Their instincts were proven right, they said, when they connected with StartCo Managing Director Mara Lewis, and loved what she had to say, as well as her background: Lewis previously served in two education-related startups. She was co-founder of FAQtv, a college P2P tutoring network; and, she drove marketing for University Pipeline, a college peer-marketing company.
Easing into their summer accelerator trial, Tara said they will spend much of their energy this summer experimenting with three different business models among different student communities. Their hope is to minimize student payments for Coursicle access, while validating and monetizing significant product/service channel-partner opportunities.
While still undergrads a few years ago, Tara and Joe began searching for a tech solution to help themselves and other students track and schedule important class-registration opportunities, a process that is traditionally fraught with angst and anxiety.
Both founders have software development and related tech skills. They say she's a bit more into front-end UX programming and he's more about the backend.
So, when they did not find a suitable existing solution, they decided to build their own: They created Coursicle predecessor Class Checker LLC in North Carolina, and launched their product free into the UNC-CH student community.
They rapidly attracted thousands of UNC users -- reaching a 50% share of the student body at one point. And, they eventually won administration support for offering the solution as an alternative to the university's existing online scheduling tool.
Tara said word of mouth of Class Checker's impact spread, and they began getting contacts from students and colleges, large and small. That got them thinking more seriously about scaling-up their business.
Tara told Venture Tennessee today that she and Joe know of no competing startup that has notification and other features available via Coursicle.
Joe agreed, but added that sector entrants do include the very mature Blackboard MyEdu.com (Austin), which may have more than 1,000 institutions signed; and, CourseOff.com, a scheduling and social interface offering by indie developer Roman Shtylman of New York.
Asked whether other entrants might knockoff or reverse-engineer Coursicle and then compete head-to-head, Joe said that he believes the only way such a tool could be more highly developed than what is planned for Coursicle might be if, for example, a student wanted to very deeply customize the platform for an individual campus and its culture, which he views as unlikely to result in a scalable solution.
Thus far, he said, he and Tara have found that when other student scheduling initiatives bubble-up, they tend to go flat when the key student graduates. Few students believe they have both sufficient time and technical skills to pull it off, they said.

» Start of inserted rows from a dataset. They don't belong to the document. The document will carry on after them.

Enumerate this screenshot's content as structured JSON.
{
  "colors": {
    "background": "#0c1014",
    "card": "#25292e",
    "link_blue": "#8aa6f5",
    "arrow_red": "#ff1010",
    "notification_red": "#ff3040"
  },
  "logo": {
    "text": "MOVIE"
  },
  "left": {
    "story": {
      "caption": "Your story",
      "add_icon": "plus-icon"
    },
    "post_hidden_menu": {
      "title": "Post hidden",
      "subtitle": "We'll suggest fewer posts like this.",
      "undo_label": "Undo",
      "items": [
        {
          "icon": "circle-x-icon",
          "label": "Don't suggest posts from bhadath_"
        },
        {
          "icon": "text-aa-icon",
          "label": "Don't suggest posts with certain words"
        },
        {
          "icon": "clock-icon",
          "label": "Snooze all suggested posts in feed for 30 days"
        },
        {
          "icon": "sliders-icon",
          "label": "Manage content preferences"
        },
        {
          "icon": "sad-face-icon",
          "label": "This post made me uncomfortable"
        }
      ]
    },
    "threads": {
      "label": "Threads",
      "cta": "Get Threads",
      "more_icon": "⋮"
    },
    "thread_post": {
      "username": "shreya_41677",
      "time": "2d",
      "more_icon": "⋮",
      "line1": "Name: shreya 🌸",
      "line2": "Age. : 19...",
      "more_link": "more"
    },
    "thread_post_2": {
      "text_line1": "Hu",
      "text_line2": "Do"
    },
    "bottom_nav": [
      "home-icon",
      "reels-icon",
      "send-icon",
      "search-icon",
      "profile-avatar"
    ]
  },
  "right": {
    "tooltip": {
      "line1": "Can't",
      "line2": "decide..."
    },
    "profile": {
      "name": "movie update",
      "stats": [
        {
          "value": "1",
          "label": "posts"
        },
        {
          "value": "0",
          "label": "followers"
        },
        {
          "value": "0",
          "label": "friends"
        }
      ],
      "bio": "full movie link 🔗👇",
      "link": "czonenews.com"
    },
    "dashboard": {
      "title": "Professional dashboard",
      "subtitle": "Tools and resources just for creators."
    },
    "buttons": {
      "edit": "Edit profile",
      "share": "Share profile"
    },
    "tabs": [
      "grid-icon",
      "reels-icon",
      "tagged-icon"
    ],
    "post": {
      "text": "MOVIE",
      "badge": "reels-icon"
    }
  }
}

There may be some genetics at work in this. VTC learned that Joe's father, Phil, works remotely from North Carolina for Nashville-based healthIT startup Medaxion, and Tara's father, Jeff, works in IT for North Carolina's Transportation agency.
One of the founders has a sister who is a rising junior in Computer Science at Columbia University, and she will be doing some work for Coursicle this summer.
Venture Tennessee will update this story, as warranted. VTC
. lasted edited 3:15pm 20 May 2016